CHAPTER 9 – Motivating and Leading Employees PSYCHOLOGICAL CONTRACTS IN ORGANIZATIONS  Physiological contract – the set of expectations held by an employee concerning what he or she will contribute to an organization (contributions) and what the organization will provide the employee (inducements) in return  Human relations – interactions between employers and employees and their attitudes toward one another THE IMPORTANCE OF JOB SATISFACTION  Job satisfaction – the pleasure and feeling of accomplishment employees derive from performing their jobs well  Morale – the generally positive or negative mental attitude of employees toward their work and workplace Why Businesses Need Satisfied Employees  Satisfied workers o Are more likely to work hard o Are more likely to try to make useful contributions to the organization o Will also have fewer grievances o Are less likely to engage in negative behaviours (e.g., complaining, deliberately slowing their work pace, etc) o Are also more likely to come work every day o Are more likely to remain with the organization  Dissatisfied workers are far more likely to be absent due to o Minor illnesses o Personal reasons o A general disinclination to work  Turnover – the percentage of an organization’s workforce that leaves and must be replaced MOTIVATION IN THE WORKFORCE  Motivation – the set of forces that causes people to behave in certain ways  We will focus on three major approaches to motivation in the workplace that reflect a chronology of thinking in the area: o Classical Theory and Scientific Management  Classical theory of motivation – a theory of motivation that presumes that workers are motive almost solely by money  In his book The Principles of Scientific Management (1911), industrial engineer Frederick Taylor proposed a way for both companies and workers to benefit from this widely accepted view of life in the workplace  Scientific management – breaking down jobs into easily repeated components, and devising more efficient tools and machines for performing them  Plants across Canada and the United States were hiring experts to perform time- and-motion studies o Behaviour Theory: The Hawthorne Studies  Hawthorne effect – the tendency for workers’ productivity to increase when they feel they are receiving special attention from management o Contemporary Motivation Theories  The major motivation theories include  The Human-Resources Model: Theories X and Y  Beliefs About People at Work Theory X and Theory Y convey very different assumptions about people at work Theory X – a management approach based on the Theory Y – a management approach based on the belief that people must be forced to be productive belief that people want to be productive because because they are naturally lazy, irresponsible, and they are naturally energetic, responsible, and co- uncooperative operative People are lazy People are energetic People lack ambition and dislike responsibility People are ambitious and seek responsibility People are self-centered People can be selfless People resist change People want to contribute to business growth and change People are gullible and not very bright People are intelligent  Maslow’s Hierarchy of Needs Model  Hierarchy of human needs model – theory of motivation describing five levels of human needs and arguing that basic needs must be fulfilled before people work to satisfy higher- level needs  Maslow’s hierarchy of human needs provides a useful categorization of the different needs people have GENERAL EXAMPLES ORGANIZATIONAL EXAMPLES Self-Fulfillment Self-Actualization Needs are Challenging Job needs for self-fulfillment.

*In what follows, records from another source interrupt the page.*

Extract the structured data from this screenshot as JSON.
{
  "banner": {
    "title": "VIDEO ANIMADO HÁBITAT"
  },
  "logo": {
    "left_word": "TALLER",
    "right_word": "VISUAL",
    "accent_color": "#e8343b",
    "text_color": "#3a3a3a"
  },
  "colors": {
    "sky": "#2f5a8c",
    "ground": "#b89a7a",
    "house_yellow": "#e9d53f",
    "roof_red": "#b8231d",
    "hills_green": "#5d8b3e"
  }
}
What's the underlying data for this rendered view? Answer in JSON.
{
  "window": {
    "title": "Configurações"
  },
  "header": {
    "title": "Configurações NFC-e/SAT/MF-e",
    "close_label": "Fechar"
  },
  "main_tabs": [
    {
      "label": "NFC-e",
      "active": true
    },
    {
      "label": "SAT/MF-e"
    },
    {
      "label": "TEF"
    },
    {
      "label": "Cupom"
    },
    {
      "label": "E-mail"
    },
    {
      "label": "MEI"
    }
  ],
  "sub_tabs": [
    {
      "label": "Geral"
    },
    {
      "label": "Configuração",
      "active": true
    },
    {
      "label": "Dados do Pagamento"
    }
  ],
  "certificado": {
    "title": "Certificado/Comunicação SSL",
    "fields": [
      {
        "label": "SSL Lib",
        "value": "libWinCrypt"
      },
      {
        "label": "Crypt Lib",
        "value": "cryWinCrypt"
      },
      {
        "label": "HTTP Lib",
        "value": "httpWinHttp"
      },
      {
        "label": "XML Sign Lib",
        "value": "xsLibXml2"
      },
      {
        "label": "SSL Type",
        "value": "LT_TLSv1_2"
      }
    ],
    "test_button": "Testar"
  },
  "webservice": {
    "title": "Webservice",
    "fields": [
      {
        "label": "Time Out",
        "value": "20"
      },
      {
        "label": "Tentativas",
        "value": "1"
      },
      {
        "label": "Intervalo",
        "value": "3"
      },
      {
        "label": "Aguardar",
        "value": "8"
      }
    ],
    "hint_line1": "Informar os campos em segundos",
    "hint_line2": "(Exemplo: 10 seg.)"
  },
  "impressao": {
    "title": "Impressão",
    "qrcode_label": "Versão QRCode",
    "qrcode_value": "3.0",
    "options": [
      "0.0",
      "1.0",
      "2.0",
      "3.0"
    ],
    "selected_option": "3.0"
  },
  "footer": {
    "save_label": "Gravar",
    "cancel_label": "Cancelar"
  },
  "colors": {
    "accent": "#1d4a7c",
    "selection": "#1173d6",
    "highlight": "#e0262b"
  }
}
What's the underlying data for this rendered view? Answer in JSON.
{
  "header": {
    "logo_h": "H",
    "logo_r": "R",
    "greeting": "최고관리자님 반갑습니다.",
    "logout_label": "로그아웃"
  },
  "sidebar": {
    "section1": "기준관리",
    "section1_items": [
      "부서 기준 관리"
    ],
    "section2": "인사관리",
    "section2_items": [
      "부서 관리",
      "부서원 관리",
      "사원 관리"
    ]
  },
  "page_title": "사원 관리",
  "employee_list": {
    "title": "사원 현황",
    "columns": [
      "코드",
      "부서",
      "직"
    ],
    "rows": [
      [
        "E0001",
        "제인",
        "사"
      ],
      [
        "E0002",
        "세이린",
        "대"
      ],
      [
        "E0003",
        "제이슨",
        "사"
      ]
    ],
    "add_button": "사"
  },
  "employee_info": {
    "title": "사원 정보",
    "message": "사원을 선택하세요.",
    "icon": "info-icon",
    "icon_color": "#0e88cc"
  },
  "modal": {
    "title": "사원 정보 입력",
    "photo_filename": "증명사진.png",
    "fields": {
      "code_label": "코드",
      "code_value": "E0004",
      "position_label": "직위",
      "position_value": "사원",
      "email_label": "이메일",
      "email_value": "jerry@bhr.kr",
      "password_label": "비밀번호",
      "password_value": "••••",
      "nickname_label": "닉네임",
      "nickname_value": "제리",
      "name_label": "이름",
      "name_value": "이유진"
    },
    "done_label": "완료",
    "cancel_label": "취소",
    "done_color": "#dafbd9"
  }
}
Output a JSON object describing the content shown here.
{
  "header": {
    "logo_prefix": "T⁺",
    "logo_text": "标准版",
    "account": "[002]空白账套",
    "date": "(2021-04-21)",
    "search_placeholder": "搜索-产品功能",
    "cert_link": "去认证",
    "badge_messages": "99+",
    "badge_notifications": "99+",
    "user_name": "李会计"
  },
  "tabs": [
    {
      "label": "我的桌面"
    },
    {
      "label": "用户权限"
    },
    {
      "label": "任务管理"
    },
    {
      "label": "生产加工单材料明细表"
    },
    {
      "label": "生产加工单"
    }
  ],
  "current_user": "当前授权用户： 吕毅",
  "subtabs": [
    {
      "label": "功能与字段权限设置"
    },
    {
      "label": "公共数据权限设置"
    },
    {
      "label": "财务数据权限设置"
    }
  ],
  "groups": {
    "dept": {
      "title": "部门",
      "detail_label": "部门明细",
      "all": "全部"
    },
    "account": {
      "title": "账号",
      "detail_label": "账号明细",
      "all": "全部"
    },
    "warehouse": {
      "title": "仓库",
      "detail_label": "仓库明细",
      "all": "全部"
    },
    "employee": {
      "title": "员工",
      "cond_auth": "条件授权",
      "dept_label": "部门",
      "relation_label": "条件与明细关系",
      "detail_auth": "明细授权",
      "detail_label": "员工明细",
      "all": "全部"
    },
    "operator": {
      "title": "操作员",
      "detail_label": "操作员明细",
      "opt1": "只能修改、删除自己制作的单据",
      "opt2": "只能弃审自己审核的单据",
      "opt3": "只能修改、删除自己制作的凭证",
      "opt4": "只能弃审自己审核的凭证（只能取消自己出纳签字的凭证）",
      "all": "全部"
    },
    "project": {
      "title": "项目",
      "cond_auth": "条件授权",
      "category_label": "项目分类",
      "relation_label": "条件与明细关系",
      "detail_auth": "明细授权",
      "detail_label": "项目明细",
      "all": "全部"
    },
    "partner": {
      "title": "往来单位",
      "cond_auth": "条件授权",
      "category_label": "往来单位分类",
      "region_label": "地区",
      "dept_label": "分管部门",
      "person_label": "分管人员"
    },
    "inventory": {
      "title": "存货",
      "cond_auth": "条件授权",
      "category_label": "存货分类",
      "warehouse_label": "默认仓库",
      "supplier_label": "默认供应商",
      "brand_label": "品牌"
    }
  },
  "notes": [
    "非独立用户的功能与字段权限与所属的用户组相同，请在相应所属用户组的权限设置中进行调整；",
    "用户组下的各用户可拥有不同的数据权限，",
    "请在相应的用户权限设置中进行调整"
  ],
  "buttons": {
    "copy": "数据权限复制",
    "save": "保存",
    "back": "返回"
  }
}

They include the needs to grow and develop one’s capabilities and to achieve new and meaningful goals. Challenging job assignments can help satisfy these needs Status Esteem Needs include the need Job Title for status and recognition as well as the need for self-respect. Respected job titles and large offices are among the things that businesses can provide to address these needs Friendship Social Needs include the needs Friends at Work for friendship and companionship. Making friends at work can help to satisfy needs, as can the feeling that you “belong” in a company Stability Security Needs include the needs Pension Plan for stability and protection from the unknown. Many employers thus offer pension plans and job security Shelter Physiological Needs are Salary necessary for survival; they include food, water, shelter, and sleep. Businesses address these needs by providing both comfortable working environments and salaries sufficient to buy food and shelter  Two-Factory Theory – a theory of human relations developed by Frederick Herzberg that identifies factors that must be present for employees to be satisfied with their jobs and factors that, if increased, lead employees to work harder  According to two-factor theory, job satisfaction depends on two factors Satisfact
More Less

Related notes for RSM219H1

Log In


Don't have an account?

Join OneClass

Access over 10 million pages of study
documents for 1.3 million courses.

Sign up

Join to view


By registering, I agree to the Terms and Privacy Policies
Already have an account?
Just a few more details

So we can recommend you notes for your school.

Reset Password

Please enter below the email address you registered with and we will send you a link to reset your password.

Add your courses

Get notes from the top students in your class.